Your children are your mirror
In their eagerness to surface, these emotions can be reflected in the most loving mirror we have in our lives: our children. During gestation, the mother-child emotional connection is absolute; there’s no separation between them. This bond extends in a deep way until the age of three, with the child feeling all of the mother’s emotions as his or her own.
There’s a theory, called biodecoding, that says that children under 14 don’t get sick, and that they just reflect the mismanaged emotions of the adults they live with. Here are some examples of what this theory says:
- If we have a very nervous newborn baby who cries often, then maybe they’re just reflecting the mother’s unexpressed nervousness and anguish.
- If the parents argue a lot, then the child may have a cough or throat problem.
- When the mother lives through situations that she can’t digest, her little one may have frequent stomach aches or digestive problems.
- A mother who is tired of hearing criticism or complaints may have a baby who has frequent hearing problems or otitis.
- A little one with continuous bronchitis or asthma may show that there’s a toxic environment in the home.
Our children are the mirror that projects what we refuse to accept about ourselves. Their symptoms always speak to us, giving us clues as to what we’re not managing correctly.
What can we do?
The purpose of this theory isn’t to find fault, but rather to make us responsible. It’s to make us aware that it’s in our hands to prevent some of our children’s suffering.
So, what can we do?
First of all, we have to get used to being in touch with our emotions. We need to be able to stop and think about how we’re feeling every moment of the day, how situations affect us and how to accept those negative feelings. We need to see, accept, and embrace them, without trying to deny them. They’re there to teach us something, and to help us change our approach to life.
We have to be willing to be self-critical and to modify thought and behavior patterns that are ingrained in us. Perhaps we should learn to forgive more quickly or to worry less. Whatever it is, your change will make a difference in your children’s health.
The next thing is to be determined to make time for ourselves. Finding time to be alone and do the activities that make us feel good is vital. Remember, you’ll always be a better mother if you’re a happy woman.
Being emotionally balanced
This will help you to be emotionally balanced, and to face any difficulties in a calm and conscious way.
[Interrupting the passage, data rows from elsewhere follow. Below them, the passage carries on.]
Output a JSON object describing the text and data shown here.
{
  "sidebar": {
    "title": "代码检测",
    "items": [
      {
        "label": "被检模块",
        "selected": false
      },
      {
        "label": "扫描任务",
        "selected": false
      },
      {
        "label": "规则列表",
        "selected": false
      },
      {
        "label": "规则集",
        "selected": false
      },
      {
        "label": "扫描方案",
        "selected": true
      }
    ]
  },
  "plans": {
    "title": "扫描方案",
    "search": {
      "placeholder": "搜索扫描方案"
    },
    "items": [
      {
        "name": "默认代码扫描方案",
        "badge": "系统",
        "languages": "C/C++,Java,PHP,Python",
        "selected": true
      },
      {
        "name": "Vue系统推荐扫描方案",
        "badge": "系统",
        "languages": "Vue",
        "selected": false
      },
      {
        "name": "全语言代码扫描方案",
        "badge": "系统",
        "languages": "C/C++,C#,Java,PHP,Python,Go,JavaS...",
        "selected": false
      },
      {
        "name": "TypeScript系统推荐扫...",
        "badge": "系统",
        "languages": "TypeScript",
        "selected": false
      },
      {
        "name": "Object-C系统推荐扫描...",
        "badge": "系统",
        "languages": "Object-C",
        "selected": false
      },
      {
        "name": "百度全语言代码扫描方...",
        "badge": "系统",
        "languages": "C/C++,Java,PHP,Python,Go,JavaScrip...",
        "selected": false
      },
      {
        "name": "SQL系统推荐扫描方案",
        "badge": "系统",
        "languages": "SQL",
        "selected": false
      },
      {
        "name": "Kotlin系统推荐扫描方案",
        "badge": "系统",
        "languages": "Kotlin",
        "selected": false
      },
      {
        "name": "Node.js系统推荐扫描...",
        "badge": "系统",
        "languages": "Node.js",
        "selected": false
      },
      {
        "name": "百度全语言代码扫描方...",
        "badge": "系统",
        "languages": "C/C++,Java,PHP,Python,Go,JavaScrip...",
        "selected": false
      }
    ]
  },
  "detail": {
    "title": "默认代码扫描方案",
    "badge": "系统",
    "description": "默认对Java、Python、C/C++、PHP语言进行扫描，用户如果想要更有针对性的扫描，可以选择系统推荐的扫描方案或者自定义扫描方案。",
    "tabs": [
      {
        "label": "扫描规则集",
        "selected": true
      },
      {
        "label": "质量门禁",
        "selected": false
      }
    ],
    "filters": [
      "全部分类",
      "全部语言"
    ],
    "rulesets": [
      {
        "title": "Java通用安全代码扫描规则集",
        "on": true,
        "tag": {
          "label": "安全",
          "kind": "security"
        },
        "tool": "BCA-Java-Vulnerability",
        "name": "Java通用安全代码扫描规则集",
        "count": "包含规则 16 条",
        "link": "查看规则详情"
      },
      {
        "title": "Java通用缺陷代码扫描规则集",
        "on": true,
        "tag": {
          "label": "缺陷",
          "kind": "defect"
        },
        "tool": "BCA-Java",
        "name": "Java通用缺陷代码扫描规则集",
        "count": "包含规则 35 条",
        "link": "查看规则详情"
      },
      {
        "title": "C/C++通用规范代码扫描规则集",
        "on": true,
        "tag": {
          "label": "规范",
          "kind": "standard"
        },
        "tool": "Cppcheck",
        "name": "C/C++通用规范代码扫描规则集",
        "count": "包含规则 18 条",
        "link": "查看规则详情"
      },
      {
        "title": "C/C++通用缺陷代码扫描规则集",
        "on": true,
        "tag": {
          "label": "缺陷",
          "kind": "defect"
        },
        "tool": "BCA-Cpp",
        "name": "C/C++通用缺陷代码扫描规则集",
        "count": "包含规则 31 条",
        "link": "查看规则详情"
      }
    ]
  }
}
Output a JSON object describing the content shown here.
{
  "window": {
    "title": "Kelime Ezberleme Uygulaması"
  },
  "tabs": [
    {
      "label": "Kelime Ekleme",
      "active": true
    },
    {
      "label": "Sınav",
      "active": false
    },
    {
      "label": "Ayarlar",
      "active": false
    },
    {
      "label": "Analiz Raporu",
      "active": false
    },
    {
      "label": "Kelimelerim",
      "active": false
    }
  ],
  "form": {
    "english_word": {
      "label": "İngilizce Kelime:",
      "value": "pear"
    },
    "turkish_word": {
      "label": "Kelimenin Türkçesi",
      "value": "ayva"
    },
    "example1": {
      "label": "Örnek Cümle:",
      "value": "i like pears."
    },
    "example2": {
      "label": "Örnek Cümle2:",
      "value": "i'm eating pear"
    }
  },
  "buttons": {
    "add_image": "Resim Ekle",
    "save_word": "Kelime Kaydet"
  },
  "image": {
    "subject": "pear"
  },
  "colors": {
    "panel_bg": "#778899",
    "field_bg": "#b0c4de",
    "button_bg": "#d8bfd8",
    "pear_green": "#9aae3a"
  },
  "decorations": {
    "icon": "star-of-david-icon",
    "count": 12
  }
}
You need to develop the ability to decide how you want to feel about a certain situation. Learn how to manage it in a mature way and not to react as you’re letting yourself be controlled and swept along by it.
If your child still gets sick, ask yourself: “What happened to my emotions in the last few days? What situations overcame me, upset me, or hurt me?” When you become aware of the conflict and start working on it, then your child won’t need to be concerned about it and its symptoms may disappear. The best gift you can give them is to take care of yourself.
Having said all this, you can’t explain away all illnesses or conditions by your emotions, and you should always consult your doctor first when your child manifests any worrying symptoms. Have a read of the article and see whether you think it applies to you, and how you can work on the emotions you don’t accept.